Still, many Houstonians fret about their grassy expansions like Hank on King of the Hill. We reached out to an expert for some tips on getting that lush lawn that so many people desire. We asked for info about St. Augustine grass since that’s what most of us have here in Houston.
Russell Taylor, Vice-President of Live Earth Products, replied by email that preparing St. Augustine grass, especially after such a scorching summer, is crucial as winter approaches. “You should apply 0.75 pounds of nitrogen per 1,000 square feet after the grass is no longer aggressively growing and mowing is generally reduced. Maintaining a balance is critical when fertilizing before winter, as excessive nitrogen application can foster brown patch growth in St. Augustine during winter.” Taylor also added that skipping winter fertilization might avoid brown patch but insufficient nitrogen can lead to lackluster, yellow grass with slow growth when spring arrives.
“Winter fertilizers are formulated differently from their summer counterparts,” Taylor said. “They feature lower levels of nutrients geared towards growth and are more focused on enhancing leaf greenness and overall lawn health.” Taylor suggests using a balanced fertilizer such as Live Earth Products 8-2-4, which uses Humate Soil Conditioner, for maintaining established lawns. Houston lawns can also be treated with a specialized solution like its MicroLife Brown Patch 5-1-3 which promotes healthy growth while helping to suppress conditions that can lead to fungus.
Preparing for Spring
While most gardeners are simply thinking about repairing the damage done by the brutal summer or sprucing up the front yard with mums, pumpkins and giant skeletons, it’s always important to look ahead. Garden beds need to be cleaned, weeded and mulched. I normally mulch lightly but I have made the decision to do a little extra this fall. Though I enjoy nature’s surprises when it comes to self-sowing flowers, I was bedeviled by weeds this year.
After applying mulch, I will scrape back some bare spots for planting flower seeds that will do well over winter and emerge in spring. Larkspur are a reliable spring bloomer in pastel hues. Hollyhock is a biennial that will sometimes bloom in spring if sowed in fall. I did manage to find a couple of hollyhock and foxglove plants that I am hoping will bloom next year. Biennials can be difficult in Houston but gardeners like me keep trying. Sometimes we are rewarded and that’s what keeps us rolling the dice.
Now is also a good time to sow wildflower seeds for spring bloom. It can take a couple of seasons, though, for a wildflower patch to really get going.
October and November are good months for planting small freesia corms that will bloom in early spring. They are truly one of my most-loved fragrant blooms. I never seem to plant enough of them. Narcissus bulbs like daffodils can be planted throughout November and December. Tulip bulbs should be purchased within the next few weeks and then refrigerated, away from ripening fruit (especially apples), for 6 to 8 weeks. The tulip bulbs can be planted in late December and early January.

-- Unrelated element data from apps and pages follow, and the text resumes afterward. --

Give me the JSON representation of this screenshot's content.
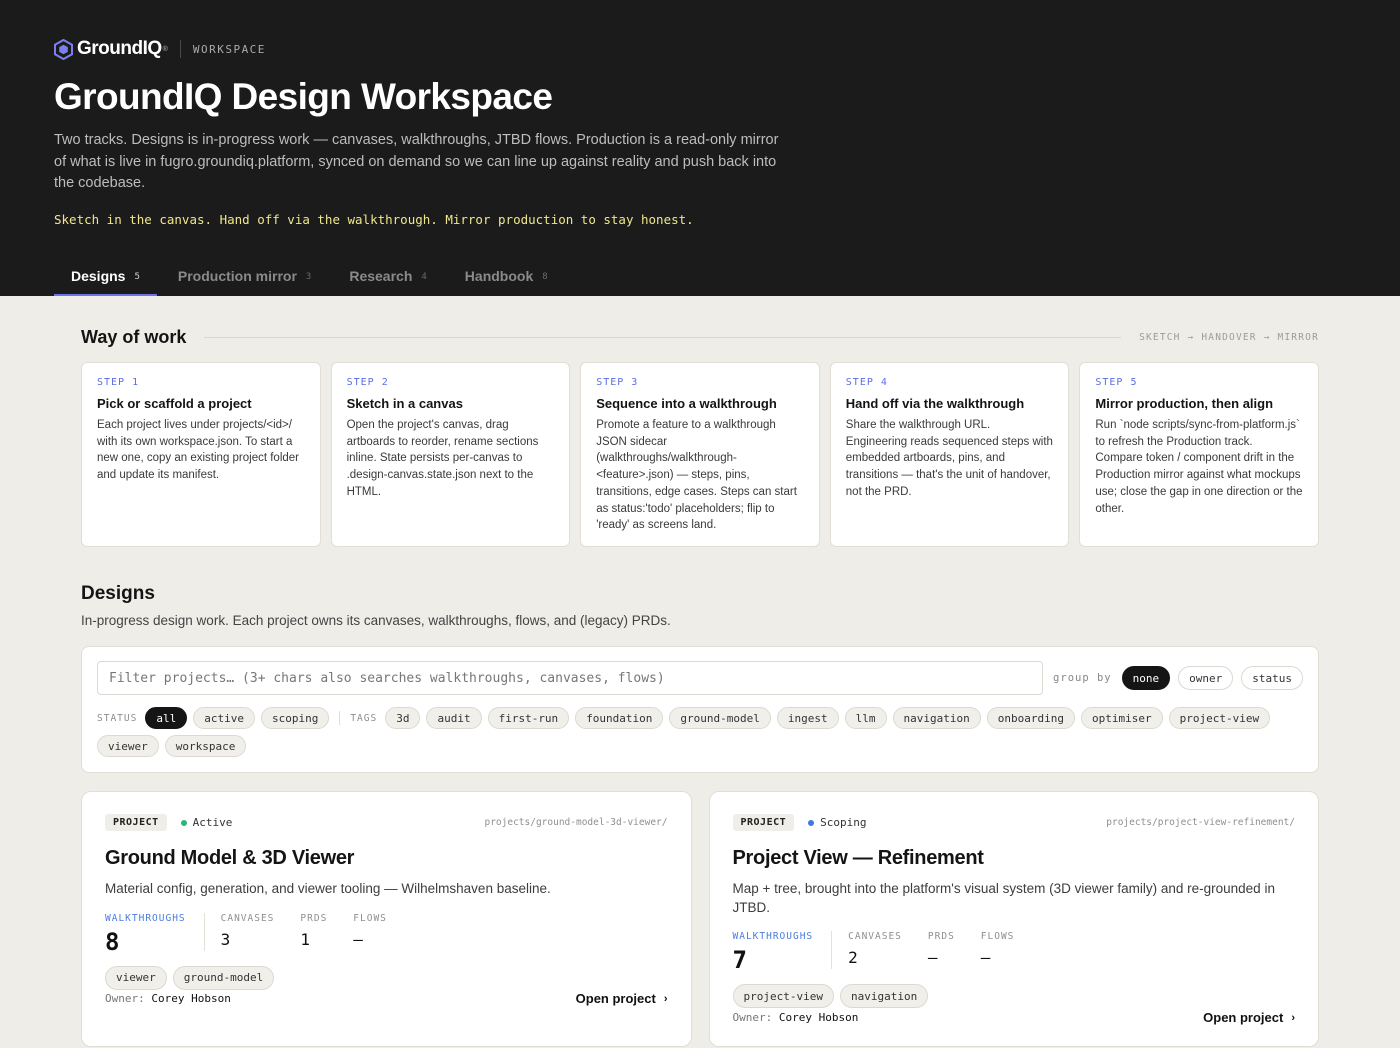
{
  "brand": {
    "name": "GroundIQ",
    "reg": "®",
    "workspace_label": "WORKSPACE"
  },
  "hero": {
    "title": "GroundIQ Design Workspace",
    "description": "Two tracks. Designs is in-progress work — canvases, walkthroughs, JTBD flows. Production is a read-only mirror of what is live in fugro.groundiq.platform, synced on demand so we can line up against reality and push back into the codebase.",
    "tagline": "Sketch in the canvas. Hand off via the walkthrough. Mirror production to stay honest."
  },
  "tabs": [
    {
      "label": "Designs",
      "count": "5",
      "active": true
    },
    {
      "label": "Production mirror",
      "count": "3"
    },
    {
      "label": "Research",
      "count": "4"
    },
    {
      "label": "Handbook",
      "count": "8"
    }
  ],
  "way_of_work": {
    "title": "Way of work",
    "flow": "SKETCH → HANDOVER → MIRROR",
    "steps": [
      {
        "label": "STEP 1",
        "title": "Pick or scaffold a project",
        "body": "Each project lives under projects/<id>/ with its own workspace.json. To start a new one, copy an existing project folder and update its manifest."
      },
      {
        "label": "STEP 2",
        "title": "Sketch in a canvas",
        "body": "Open the project's canvas, drag artboards to reorder, rename sections inline. State persists per-canvas to .design-canvas.state.json next to the HTML."
      },
      {
        "label": "STEP 3",
        "title": "Sequence into a walkthrough",
        "body": "Promote a feature to a walkthrough JSON sidecar (walkthroughs/walkthrough-<feature>.json) — steps, pins, transitions, edge cases. Steps can start as status:'todo' placeholders; flip to 'ready' as screens land."
      },
      {
        "label": "STEP 4",
        "title": "Hand off via the walkthrough",
        "body": "Share the walkthrough URL. Engineering reads sequenced steps with embedded artboards, pins, and transitions — that's the unit of handover, not the PRD."
      },
      {
        "label": "STEP 5",
        "title": "Mirror production, then align",
        "body": "Run `node scripts/sync-from-platform.js` to refresh the Production track. Compare token / component drift in the Production mirror against what mockups use; close the gap in one direction or the other."
      }
    ]
  },
  "designs": {
    "title": "Designs",
    "description": "In-progress design work. Each project owns its canvases, walkthroughs, flows, and (legacy) PRDs.",
    "filter_placeholder": "Filter projects… (3+ chars also searches walkthroughs, canvases, flows)",
    "group_by_label": "group by",
    "group_by_options": [
      "none",
      "owner",
      "status"
    ],
    "status_label": "STATUS",
    "status_options": [
      "all",
      "active",
      "scoping"
    ],
    "tags_label": "TAGS",
    "tags": [
      "3d",
      "audit",
      "first-run",
      "foundation",
      "ground-model",
      "ingest",
      "llm",
      "navigation",
      "onboarding",
      "optimiser",
      "project-view",
      "viewer",
      "workspace"
    ]
  },
  "projects": [
    {
      "badge": "PROJECT",
      "status": "Active",
      "status_color": "#2bb673",
      "path": "projects/ground-model-3d-viewer/",
      "title": "Ground Model & 3D Viewer",
      "description": "Material config, generation, and viewer tooling — Wilhelmshaven baseline.",
      "walkthroughs_label": "WALKTHROUGHS",
      "walkthroughs": "8",
      "canvases_label": "CANVASES",
      "canvases": "3",
      "prds_label": "PRDS",
      "prds": "1",
      "flows_label": "FLOWS",
      "flows": "—",
      "tags": [
        "viewer",
        "ground-model"
      ],
      "owner_label": "Owner:",
      "owner": "Corey Hobson",
      "open_label": "Open project"
    },
    {
      "badge": "PROJECT",
      "status": "Scoping",
      "status_color": "#3f78e0",
      "path": "projects/project-view-refinement/",
      "title": "Project View — Refinement",
      "description": "Map + tree, brought into the platform's visual system (3D viewer family) and re-grounded in JTBD.",
      "walkthroughs_label": "WALKTHROUGHS",
      "walkthroughs": "7",
      "canvases_label": "CANVASES",
      "canvases": "2",
      "prds_label": "PRDS",
      "prds": "—",
      "flows_label": "FLOWS",
      "flows": "—",
      "tags": [
        "project-view",
        "navigation"
      ],
      "owner_label": "Owner:",
      "owner": "Corey Hobson",
      "open_label": "Open project"
    }
  ]
}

Unlike daffodils, tulips in Houston gardens will not naturalize and rebloom the next year. Tulips are fairly expensive and a bit of a pain but so worth it when there’s success. There are early, mid and late bloomers so with a little work and a lot of bucks, you could be the envy of your neighborhood.